On May 14th, 2016, Stephonae Nelson took a handful of steps across a stage at The Pit to receive her diploma. While she only traveled a few yards at that moment, for Nelson, they signified the end of a long journey. A journey that she never expected to take when she was preparing to leave high school many years earlier. But with the love and support of her friends, family, counselors and teachers, Nelson ended the day as a UNM graduate, double majoring in Family Studies and Psychology.
When Nelson thinks back to the day she walked onto UNM’s main campus for the first time as a student, she remembers how she never believed she would be a college graduate, much less preparing for graduate school and tackling the problems of a new generation of college students. After attending three different schools during her high school career, she believed that she would leave UNM shortly after she arrived.
“When I came to UNM I really didn’t think I was going to come to college. I was dead set that I was going to work at McDonalds and Walgreens, and no one could tell me any differently. According to common belief, I was a lost cause educationally. I was headed down a bad path.”
But her story starts before that first day of classes at UNM.
After attending two previous high schools, and transferring to a school that she thought was her ‘last resort,’ Nelson wasn’t sure what her future held, but was convinced that a university education wasn’t to be. While she was resigned to this, a counselor at the Rio Rancho Cyber Academy saw Nelson’s potential to excel academically, believing in Nelson when she didn’t believe in herself.
“My senior academic advisor and my school principal were the ones who interviewed me (for entry into the Rio Rancho Cyber Academy). They asked me ‘why did you want to come here?’ I told them, ‘honestly, it’s my last resort.’ They were taken aback. They looked at my test scores and asked me why I had a 1.2 GPA, since I had maxed out most of their entry tests.
“At a lot of my other schools, my instructors didn’t see me as a student that had a future. It was more ‘let’s try to get her to finish her diploma, and then we can wipe our hands clean.’ So when I went to Cyber Academy, I was told that I was going to be a year late in graduating. They explained to me that APS credits don’t transfer to Rio Rancho evenly.”
This setback could have demoralized Nelson even more. But at this new school she had support that she hadn’t previously experienced at her other schools. Her advisor told her it would be OK, that this would give her the opportunity to be better prepared to attend college.
“They recognized that I needed someone to believe in me so I could start believing in myself. I think that’s what it came down to. That’s why my advisor filled out my UNM application, because I didn’t think that I belonged here. That if I was obviously struggling so hard in high school that there was no future for me in higher education.”
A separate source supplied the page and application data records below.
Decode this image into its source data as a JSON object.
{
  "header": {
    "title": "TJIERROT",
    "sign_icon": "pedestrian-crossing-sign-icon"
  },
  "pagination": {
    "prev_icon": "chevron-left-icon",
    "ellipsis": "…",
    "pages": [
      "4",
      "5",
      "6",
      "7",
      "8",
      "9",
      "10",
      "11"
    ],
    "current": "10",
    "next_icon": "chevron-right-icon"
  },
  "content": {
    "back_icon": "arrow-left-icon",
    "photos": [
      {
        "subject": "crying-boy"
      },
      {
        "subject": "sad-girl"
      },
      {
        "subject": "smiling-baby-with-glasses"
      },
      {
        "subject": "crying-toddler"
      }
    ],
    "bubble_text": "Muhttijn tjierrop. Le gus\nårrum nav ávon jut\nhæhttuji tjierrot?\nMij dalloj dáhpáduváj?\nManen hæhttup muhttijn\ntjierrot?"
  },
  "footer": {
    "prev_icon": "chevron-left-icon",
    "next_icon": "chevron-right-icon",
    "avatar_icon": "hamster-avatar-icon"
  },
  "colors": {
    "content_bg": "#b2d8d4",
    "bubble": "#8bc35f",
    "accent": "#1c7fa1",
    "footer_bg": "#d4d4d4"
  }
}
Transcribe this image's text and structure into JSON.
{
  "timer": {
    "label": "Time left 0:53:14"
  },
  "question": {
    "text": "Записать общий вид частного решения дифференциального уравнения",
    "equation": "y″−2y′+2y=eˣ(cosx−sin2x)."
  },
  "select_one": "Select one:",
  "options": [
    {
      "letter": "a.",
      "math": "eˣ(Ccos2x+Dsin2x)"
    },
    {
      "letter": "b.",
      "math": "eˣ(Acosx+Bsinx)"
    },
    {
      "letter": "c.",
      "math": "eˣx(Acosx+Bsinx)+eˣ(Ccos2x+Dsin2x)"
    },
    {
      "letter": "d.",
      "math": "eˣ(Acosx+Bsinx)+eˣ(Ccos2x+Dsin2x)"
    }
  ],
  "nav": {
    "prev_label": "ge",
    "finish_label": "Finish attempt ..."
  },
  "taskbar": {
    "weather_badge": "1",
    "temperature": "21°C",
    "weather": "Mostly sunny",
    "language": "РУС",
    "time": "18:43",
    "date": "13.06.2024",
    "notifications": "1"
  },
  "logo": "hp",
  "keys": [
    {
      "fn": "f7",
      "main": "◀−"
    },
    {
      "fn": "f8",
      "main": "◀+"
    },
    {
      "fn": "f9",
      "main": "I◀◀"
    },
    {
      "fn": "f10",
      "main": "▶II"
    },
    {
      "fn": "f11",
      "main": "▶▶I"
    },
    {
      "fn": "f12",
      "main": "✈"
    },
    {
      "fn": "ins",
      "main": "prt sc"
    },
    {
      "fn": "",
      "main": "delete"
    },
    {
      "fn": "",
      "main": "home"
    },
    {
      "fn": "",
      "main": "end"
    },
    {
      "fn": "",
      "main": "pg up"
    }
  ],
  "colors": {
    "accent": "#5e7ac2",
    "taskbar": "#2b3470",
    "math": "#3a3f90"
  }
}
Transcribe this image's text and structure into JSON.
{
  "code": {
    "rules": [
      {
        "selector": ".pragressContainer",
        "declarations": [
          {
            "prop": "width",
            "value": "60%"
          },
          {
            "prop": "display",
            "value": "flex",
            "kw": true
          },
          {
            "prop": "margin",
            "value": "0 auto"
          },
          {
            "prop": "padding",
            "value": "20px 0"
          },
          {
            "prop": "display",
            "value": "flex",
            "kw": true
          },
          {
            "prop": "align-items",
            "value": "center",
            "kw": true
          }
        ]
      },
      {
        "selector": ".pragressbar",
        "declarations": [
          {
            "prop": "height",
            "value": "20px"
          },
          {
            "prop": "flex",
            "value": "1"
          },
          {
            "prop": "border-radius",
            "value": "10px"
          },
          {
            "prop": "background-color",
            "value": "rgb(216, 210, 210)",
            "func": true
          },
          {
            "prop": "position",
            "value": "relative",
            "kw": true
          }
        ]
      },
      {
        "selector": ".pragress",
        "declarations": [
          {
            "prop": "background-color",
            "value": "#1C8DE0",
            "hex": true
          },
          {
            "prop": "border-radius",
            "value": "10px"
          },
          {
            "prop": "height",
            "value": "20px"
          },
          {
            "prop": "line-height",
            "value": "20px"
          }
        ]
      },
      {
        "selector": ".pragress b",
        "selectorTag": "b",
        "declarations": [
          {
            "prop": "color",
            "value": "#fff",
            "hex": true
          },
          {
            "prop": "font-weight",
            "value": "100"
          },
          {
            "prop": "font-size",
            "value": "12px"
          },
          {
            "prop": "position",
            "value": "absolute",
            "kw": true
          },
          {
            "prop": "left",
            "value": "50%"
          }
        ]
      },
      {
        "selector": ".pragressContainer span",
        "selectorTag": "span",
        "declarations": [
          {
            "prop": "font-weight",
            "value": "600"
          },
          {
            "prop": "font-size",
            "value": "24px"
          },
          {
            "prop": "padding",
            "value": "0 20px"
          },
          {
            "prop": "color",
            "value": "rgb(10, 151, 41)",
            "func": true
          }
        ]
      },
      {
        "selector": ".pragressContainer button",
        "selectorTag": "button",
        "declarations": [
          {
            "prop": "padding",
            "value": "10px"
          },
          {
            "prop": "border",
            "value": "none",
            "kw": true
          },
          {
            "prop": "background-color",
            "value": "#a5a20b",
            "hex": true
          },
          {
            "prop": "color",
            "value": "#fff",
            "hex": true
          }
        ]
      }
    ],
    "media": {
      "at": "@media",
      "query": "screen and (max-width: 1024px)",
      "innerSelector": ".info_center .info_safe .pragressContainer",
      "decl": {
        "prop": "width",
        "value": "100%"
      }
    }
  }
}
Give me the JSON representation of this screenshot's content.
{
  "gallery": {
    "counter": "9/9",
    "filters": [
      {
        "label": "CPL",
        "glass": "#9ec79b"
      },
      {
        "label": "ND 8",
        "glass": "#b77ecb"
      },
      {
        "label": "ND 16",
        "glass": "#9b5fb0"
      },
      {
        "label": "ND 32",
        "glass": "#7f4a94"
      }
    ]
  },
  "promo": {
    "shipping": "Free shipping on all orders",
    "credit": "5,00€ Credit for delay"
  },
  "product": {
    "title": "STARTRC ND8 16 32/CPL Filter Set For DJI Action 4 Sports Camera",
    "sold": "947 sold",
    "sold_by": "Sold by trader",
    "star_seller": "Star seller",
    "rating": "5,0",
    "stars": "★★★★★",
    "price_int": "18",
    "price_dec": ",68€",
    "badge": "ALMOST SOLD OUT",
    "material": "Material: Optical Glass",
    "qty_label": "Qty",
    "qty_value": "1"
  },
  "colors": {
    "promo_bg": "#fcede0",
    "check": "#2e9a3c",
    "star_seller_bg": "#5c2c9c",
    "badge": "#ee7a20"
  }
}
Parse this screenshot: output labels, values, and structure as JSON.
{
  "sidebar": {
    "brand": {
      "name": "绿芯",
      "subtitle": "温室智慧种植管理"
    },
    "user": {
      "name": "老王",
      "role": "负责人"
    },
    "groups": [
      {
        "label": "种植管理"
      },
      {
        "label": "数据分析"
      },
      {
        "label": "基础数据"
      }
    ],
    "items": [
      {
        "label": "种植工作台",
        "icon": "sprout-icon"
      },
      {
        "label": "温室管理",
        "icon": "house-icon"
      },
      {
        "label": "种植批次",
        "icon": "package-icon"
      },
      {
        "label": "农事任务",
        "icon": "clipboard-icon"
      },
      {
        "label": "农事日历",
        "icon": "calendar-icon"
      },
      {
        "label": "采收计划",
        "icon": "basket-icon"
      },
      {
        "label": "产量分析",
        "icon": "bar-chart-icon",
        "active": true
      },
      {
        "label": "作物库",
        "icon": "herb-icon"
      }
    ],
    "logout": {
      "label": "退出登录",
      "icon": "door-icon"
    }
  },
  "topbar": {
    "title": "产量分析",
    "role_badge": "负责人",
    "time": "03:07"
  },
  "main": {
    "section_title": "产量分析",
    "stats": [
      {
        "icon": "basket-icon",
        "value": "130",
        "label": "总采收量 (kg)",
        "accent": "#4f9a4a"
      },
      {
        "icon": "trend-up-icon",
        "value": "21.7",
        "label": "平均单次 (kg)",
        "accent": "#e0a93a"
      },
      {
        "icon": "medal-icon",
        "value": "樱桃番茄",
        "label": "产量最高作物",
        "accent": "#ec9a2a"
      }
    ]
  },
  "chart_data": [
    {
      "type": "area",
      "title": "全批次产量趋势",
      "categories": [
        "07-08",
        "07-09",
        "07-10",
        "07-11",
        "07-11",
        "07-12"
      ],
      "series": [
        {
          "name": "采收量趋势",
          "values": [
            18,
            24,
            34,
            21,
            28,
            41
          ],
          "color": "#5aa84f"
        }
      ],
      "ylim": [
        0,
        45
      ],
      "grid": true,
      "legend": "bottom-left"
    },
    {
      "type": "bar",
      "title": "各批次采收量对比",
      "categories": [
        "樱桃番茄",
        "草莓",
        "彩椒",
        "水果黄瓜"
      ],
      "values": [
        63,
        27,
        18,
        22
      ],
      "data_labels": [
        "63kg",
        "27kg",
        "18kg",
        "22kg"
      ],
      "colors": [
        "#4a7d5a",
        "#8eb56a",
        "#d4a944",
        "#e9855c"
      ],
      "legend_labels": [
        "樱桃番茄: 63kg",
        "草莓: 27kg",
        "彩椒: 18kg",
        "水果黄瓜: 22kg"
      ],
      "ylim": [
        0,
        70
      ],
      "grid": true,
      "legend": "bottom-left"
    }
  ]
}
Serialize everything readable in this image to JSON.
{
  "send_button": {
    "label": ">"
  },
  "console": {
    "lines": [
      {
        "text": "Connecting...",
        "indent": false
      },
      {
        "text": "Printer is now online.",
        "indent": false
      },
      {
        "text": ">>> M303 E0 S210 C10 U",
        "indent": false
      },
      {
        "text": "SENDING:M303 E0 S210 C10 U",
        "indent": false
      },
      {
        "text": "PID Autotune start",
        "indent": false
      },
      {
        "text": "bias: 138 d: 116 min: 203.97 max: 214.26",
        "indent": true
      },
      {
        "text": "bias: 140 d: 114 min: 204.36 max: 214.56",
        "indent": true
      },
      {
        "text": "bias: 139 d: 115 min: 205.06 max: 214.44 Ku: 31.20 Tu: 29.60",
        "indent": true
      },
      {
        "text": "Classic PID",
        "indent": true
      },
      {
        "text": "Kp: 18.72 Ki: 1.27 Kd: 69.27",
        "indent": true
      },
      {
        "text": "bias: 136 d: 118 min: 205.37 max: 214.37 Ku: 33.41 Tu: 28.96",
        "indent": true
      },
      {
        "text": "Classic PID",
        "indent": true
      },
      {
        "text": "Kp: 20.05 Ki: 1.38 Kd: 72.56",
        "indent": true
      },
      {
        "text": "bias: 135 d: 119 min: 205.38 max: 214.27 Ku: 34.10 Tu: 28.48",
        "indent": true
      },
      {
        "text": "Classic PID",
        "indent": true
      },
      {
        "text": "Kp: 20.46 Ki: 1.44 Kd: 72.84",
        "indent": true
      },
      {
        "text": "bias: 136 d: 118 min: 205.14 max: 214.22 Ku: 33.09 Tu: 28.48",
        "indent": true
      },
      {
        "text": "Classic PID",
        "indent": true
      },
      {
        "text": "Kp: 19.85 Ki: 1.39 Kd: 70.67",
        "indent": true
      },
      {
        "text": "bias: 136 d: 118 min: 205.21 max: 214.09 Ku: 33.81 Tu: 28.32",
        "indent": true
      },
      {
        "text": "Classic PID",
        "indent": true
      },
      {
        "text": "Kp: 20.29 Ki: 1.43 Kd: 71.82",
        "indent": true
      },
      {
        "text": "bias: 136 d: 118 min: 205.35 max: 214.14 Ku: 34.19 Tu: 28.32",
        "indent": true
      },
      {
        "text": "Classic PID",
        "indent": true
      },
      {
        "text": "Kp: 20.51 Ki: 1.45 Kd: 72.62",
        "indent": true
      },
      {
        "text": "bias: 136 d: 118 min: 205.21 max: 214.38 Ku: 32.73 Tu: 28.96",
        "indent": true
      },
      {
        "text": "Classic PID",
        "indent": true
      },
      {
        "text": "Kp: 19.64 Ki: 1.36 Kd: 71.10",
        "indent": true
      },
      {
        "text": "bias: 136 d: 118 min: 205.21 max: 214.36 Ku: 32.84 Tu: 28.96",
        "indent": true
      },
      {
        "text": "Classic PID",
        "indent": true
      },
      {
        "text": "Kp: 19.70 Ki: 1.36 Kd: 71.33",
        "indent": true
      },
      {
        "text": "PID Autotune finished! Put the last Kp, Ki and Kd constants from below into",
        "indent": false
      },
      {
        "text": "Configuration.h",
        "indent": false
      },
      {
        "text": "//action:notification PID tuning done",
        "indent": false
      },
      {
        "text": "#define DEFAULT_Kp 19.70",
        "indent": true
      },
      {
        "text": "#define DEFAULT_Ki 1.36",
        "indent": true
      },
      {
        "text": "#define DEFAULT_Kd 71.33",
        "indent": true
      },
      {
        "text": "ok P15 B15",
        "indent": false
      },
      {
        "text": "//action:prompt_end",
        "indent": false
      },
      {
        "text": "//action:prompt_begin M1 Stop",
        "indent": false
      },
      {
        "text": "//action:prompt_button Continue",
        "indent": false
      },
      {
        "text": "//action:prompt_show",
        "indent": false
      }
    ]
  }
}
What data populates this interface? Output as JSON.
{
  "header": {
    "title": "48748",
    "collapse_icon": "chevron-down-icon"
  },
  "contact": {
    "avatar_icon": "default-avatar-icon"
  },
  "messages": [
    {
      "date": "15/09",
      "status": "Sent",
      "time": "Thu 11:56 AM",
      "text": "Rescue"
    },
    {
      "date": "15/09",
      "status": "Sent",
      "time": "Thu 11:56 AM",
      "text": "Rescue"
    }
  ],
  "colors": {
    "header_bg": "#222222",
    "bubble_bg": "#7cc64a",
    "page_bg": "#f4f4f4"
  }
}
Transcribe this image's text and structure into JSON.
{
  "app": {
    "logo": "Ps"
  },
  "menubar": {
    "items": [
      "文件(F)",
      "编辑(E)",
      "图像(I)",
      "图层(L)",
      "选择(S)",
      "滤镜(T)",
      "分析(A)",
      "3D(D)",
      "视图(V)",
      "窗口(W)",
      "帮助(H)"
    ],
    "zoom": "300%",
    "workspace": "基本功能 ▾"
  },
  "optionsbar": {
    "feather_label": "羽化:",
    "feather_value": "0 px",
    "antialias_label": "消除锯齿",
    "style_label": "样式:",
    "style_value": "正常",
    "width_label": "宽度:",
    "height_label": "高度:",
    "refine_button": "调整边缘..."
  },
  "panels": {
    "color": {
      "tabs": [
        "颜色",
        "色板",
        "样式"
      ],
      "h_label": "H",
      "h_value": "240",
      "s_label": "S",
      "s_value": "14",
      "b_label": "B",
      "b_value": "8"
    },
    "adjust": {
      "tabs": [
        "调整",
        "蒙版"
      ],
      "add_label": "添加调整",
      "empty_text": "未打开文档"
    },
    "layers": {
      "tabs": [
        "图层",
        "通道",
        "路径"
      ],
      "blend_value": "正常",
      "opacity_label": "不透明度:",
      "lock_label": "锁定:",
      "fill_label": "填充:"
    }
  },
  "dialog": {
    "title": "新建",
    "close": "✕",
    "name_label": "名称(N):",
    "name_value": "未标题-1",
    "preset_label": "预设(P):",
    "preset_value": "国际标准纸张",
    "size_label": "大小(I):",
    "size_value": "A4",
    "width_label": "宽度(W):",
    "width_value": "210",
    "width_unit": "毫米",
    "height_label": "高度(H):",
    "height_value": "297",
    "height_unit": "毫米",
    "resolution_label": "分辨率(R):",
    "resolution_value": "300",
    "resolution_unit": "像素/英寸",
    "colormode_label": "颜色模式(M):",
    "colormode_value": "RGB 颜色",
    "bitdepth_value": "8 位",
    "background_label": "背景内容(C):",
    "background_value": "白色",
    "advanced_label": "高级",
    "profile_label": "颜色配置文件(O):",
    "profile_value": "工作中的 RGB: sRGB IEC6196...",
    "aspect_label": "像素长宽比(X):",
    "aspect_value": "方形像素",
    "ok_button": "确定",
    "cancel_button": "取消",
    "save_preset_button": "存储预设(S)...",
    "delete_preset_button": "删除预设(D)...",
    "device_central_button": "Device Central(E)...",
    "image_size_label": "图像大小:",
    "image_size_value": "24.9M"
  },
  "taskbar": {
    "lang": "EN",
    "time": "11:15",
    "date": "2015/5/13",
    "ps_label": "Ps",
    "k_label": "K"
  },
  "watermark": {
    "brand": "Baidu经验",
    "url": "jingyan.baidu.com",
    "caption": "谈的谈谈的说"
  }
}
That belief paid off, as Nelson graduated from the Rio Rancho Cyber Academy and prepared for the next phase of her life at The University of New Mexico.
Once Nelson arrived at UNM, she found a support network that was very much similar to the one she had just left in Rio Rancho. She took advantage of the academic advising support on campus and each semester her GPA continued to climb, and with it, her confidence grew. She was selected to attend the Disney College Program, and later became an orientation leader and a resident advisor, and joined UNM’s Greek Life. She credits this support in helping her break out of her high school shell. And they continued to give her the drive to push past problems she encountered in college, from her anxiety about being a college student, to being temporarily homeless, and to almost losing her lottery scholarship.
“These little victories made me start to believe in myself. And I wanted to pay it forward and I wanted to start believing in others, which is why I started taking some of the positions I picked on campus and work with those incoming freshmen.
“I think that it’s important to challenge our incoming students. Because even if they stumble along the way, they’ll overcome it in time. I really believe that the power of believing in someone can encourage them, push them and then they’ll realize that they can empower themselves, and that makes it possible to be more involved in the UNM community, and in Albuquerque. Because of the fact that you recognize that if it wasn’t for the welcoming arms of UNM, if it wasn’t for the fact that ‘Everyone’s A Lobo,’ you wouldn’t be where you are.”
Nelson takes a moment to look back at her accomplishments, but she also knows she isn’t finished with college yet. After achieving her dream of being a college graduate, she now has her sights set on her Masters degree and Ph.D., and possibly a second masters, “if I get bored,” and plans on staying in higher education to mentor, advise, and believe in the next generation of students who may not believe in themselves.
“I want people to be able to have the beautiful experience that I’ve had here. I want them to be able to challenge their thoughts. I hope I can get my doctorate and continue in higher education and really help people recognize that it doesn’t really matter where you come from, it doesn’t matter what disparities you might have, it doesn’t matter what anybody else says. It is achievable and it is doable, and I want to be the person fighting for them in their corner.
“If it takes a village to raise a child, it took a university to plant the seeds of success into myself and many more like me. Thank you, UNM.”